The Kingdom of Bhutan, located in South Asia, four decades ago adopted “Gross National Happiness (GNH)” as the principle of nation building. It has started building a “modern nation” and has strengthened links with global networks, especially since the end of the 20th century. In this process, priority has been given to the expansion of tertiary education by establishing the Royal University of Bhutan in 2003; approving the University to admit self-finance students; and approving building a private college as an affiliated college of the University. The purpose of this article is to clarify the framework of the university admission system in Bhutan and to analyze the actual results of selection under this system in the changing social circumstances.

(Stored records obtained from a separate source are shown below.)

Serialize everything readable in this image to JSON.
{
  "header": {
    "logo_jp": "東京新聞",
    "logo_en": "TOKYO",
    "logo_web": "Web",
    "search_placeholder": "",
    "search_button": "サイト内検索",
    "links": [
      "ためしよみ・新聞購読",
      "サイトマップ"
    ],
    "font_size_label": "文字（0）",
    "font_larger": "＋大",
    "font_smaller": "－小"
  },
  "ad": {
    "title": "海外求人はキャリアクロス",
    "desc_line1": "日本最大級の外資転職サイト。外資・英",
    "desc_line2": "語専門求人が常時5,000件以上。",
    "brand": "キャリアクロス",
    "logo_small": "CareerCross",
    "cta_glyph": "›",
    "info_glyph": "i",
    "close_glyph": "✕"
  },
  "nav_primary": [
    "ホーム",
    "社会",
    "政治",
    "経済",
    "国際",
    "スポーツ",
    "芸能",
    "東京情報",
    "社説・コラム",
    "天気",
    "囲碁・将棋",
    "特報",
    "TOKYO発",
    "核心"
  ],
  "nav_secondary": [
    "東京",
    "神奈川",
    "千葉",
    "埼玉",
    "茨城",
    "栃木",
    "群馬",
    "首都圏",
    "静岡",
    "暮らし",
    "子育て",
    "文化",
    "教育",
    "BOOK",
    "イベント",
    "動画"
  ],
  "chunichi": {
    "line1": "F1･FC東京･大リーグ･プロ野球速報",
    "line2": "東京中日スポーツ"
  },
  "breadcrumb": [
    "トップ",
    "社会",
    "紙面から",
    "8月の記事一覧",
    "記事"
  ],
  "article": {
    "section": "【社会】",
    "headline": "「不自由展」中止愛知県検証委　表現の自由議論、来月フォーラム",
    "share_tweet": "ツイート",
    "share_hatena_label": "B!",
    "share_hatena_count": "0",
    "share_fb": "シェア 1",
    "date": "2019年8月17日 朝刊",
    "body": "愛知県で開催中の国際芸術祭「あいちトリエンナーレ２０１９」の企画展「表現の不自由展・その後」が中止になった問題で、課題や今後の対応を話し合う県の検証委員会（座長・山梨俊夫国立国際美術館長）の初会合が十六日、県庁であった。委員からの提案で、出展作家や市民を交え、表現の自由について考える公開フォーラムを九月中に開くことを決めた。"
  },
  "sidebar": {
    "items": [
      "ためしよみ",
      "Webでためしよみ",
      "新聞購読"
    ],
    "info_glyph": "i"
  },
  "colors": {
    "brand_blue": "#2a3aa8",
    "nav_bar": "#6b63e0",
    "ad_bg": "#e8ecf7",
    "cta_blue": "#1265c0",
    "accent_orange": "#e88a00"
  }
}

Bhutan has a national examination system, including examinations for classes six, eight, ten, and twelve. The examination for class twelve is now conducted by the Bhutan Council for School Examinations and Assessment. Admission of students to the University is generally based on the results of the examination for class twelve. All programs in the colleges have their own special admission requirements on the basis of common minimum requirements set by the University. Analysis of the 2013 admission selection reveals that the male-female ratio of selected students; the ratio of new graduates from higher secondary schools to selected students; and a range of examination results vary between colleges, and that all of 48 higher secondary schools have produced many or some selected students, while the graduates from only 10 higher secondary schools have occupied over 50% of all selected students.